→ Exercise details
Pictures do not belong in the copy; restate the records below word for word.

→ Excerpted data
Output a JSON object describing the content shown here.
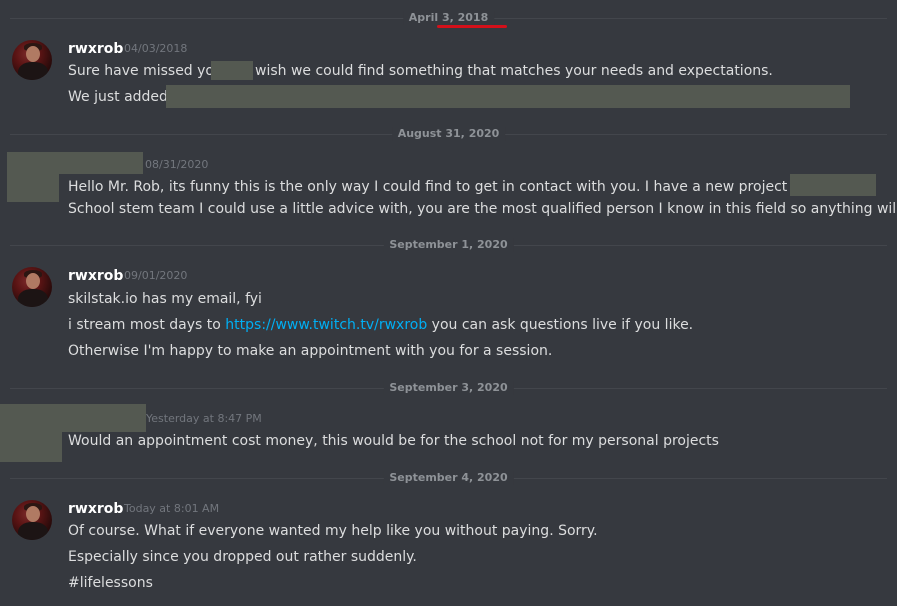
{
  "dividers": [
    "April 3, 2018",
    "August 31, 2020",
    "September 1, 2020",
    "September 3, 2020",
    "September 4, 2020"
  ],
  "groups": [
    {
      "author": "rwxrob",
      "timestamp": "04/03/2018",
      "lines": [
        {
          "before": "Sure have missed you",
          "after": "wish we could find something that matches your needs and expectations."
        },
        {
          "text": "We just added"
        }
      ]
    },
    {
      "author": "",
      "timestamp": "08/31/2020",
      "lines": [
        {
          "text": "Hello Mr. Rob, its funny this is the only way I could find to get in contact with you. I have a new project for the"
        },
        {
          "text": "School stem team I could use a little advice with, you are the most qualified person I know in this field so anything will help."
        }
      ]
    },
    {
      "author": "rwxrob",
      "timestamp": "09/01/2020",
      "lines": [
        {
          "text": "skilstak.io has my email, fyi"
        },
        {
          "before": "i stream most days to",
          "link": "https://www.twitch.tv/rwxrob",
          "after": "you can ask questions live if you like."
        },
        {
          "text": "Otherwise I'm happy to make an appointment with you for a session."
        }
      ]
    },
    {
      "author": "",
      "timestamp": "Yesterday at 8:47 PM",
      "lines": [
        {
          "text": "Would an appointment cost money, this would be for the school not for my personal projects"
        }
      ]
    },
    {
      "author": "rwxrob",
      "timestamp": "Today at 8:01 AM",
      "lines": [
        {
          "text": "Of course. What if everyone wanted my help like you without paying. Sorry."
        },
        {
          "text": "Especially since you dropped out rather suddenly."
        },
        {
          "text": "#lifelessons"
        }
      ]
    }
  ],
  "colors": {
    "background": "#36393f",
    "text": "#dcddde",
    "timestamp": "#72767d",
    "link": "#00aff4",
    "redaction": "#545951",
    "date_underline": "#d4101a"
  }
}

→ Answer to this problem
Output a JSON object describing the content shown here.
{
  "dividers": [
    "April 3, 2018",
    "August 31, 2020",
    "September 1, 2020",
    "September 3, 2020",
    "September 4, 2020"
  ],
  "groups": [
    {
      "author": "rwxrob",
      "timestamp": "04/03/2018",
      "lines": [
        {
          "before": "Sure have missed you",
          "after": "wish we could find something that matches your needs and expectations."
        },
        {
          "text": "We just added"
        }
      ]
    },
    {
      "author": "",
      "timestamp": "08/31/2020",
      "lines": [
        {
          "text": "Hello Mr. Rob, its funny this is the only way I could find to get in contact with you. I have a new project for the"
        },
        {
          "text": "School stem team I could use a little advice with, you are the most qualified person I know in this field so anything will help."
        }
      ]
    },
    {
      "author": "rwxrob",
      "timestamp": "09/01/2020",
      "lines": [
        {
          "text": "skilstak.io has my email, fyi"
        },
        {
          "before": "i stream most days to",
          "link": "https://www.twitch.tv/rwxrob",
          "after": "you can ask questions live if you like."
        },
        {
          "text": "Otherwise I'm happy to make an appointment with you for a session."
        }
      ]
    },
    {
      "author": "",
      "timestamp": "Yesterday at 8:47 PM",
      "lines": [
        {
          "text": "Would an appointment cost money, this would be for the school not for my personal projects"
        }
      ]
    },
    {
      "author": "rwxrob",
      "timestamp": "Today at 8:01 AM",
      "lines": [
        {
          "text": "Of course. What if everyone wanted my help like you without paying. Sorry."
        },
        {
          "text": "Especially since you dropped out rather suddenly."
        },
        {
          "text": "#lifelessons"
        }
      ]
    }
  ],
  "colors": {
    "background": "#36393f",
    "text": "#dcddde",
    "timestamp": "#72767d",
    "link": "#00aff4",
    "redaction": "#545951",
    "date_underline": "#d4101a"
  }
}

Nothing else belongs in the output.